• Excerpts from an interface dataset
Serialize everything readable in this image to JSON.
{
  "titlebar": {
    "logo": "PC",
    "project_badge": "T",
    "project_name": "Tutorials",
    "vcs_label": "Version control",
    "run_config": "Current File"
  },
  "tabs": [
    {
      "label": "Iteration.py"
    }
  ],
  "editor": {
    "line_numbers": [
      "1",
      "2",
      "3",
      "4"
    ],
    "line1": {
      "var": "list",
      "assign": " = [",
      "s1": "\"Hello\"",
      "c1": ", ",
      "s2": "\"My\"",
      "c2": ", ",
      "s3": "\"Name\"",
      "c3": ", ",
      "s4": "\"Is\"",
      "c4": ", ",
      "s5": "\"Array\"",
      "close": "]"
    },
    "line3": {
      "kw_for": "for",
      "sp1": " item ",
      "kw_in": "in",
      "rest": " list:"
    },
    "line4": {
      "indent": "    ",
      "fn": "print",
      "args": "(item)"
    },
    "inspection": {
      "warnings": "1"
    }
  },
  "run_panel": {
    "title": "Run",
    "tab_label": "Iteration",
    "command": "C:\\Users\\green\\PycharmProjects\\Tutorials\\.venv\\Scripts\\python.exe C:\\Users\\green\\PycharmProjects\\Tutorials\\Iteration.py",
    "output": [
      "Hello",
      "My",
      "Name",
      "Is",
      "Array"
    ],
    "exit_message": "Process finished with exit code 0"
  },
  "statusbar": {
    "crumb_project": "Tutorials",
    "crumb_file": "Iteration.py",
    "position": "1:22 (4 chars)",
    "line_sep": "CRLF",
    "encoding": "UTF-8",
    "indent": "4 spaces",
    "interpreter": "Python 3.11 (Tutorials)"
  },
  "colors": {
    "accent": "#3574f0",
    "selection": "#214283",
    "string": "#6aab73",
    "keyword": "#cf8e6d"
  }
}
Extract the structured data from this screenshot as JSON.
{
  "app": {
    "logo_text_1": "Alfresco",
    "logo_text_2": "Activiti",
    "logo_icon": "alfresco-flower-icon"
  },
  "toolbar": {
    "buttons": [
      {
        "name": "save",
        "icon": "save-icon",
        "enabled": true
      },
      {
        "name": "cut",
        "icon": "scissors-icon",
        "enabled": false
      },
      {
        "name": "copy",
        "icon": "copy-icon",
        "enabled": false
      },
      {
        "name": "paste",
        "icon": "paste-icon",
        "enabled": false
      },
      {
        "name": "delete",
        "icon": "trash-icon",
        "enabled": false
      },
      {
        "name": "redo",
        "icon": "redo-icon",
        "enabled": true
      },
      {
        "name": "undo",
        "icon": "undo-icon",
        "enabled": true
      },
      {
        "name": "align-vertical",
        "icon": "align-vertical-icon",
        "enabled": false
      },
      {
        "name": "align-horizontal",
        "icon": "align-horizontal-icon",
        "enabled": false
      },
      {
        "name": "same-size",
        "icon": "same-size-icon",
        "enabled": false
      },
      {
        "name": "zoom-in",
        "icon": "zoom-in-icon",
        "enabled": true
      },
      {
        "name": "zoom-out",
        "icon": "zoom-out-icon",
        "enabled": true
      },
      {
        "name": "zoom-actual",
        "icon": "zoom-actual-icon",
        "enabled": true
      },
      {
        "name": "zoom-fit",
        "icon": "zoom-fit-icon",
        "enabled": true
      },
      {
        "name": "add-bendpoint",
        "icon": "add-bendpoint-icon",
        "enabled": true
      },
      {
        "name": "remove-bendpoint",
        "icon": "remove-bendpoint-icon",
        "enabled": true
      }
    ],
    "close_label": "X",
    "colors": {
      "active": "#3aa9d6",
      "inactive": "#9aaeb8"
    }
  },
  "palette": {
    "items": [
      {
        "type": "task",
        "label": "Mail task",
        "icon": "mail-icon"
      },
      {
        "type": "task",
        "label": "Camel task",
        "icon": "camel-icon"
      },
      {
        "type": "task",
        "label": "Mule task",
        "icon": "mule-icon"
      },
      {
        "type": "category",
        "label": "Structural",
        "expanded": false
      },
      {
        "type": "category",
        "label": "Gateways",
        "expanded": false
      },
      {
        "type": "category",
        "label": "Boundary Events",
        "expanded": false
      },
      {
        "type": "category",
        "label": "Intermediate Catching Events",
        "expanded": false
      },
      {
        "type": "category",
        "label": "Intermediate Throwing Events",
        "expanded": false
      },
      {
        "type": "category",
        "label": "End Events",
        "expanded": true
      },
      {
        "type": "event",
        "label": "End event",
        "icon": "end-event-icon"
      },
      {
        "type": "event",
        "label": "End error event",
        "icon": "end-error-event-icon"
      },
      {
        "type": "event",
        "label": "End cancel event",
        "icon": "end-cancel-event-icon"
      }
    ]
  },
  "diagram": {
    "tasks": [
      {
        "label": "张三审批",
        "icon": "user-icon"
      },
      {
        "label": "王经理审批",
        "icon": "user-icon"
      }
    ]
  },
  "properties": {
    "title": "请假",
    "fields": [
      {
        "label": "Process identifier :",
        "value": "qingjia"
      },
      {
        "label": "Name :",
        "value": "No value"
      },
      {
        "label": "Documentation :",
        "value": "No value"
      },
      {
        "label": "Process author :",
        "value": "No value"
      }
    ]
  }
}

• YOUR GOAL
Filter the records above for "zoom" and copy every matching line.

• RESPONSE FOR THIS EXERCISE
        "name": "zoom-in",
        "icon": "zoom-in-icon",
        "name": "zoom-out",
        "icon": "zoom-out-icon",
        "name": "zoom-actual",
        "icon": "zoom-actual-icon",
        "name": "zoom-fit",
        "icon": "zoom-fit-icon",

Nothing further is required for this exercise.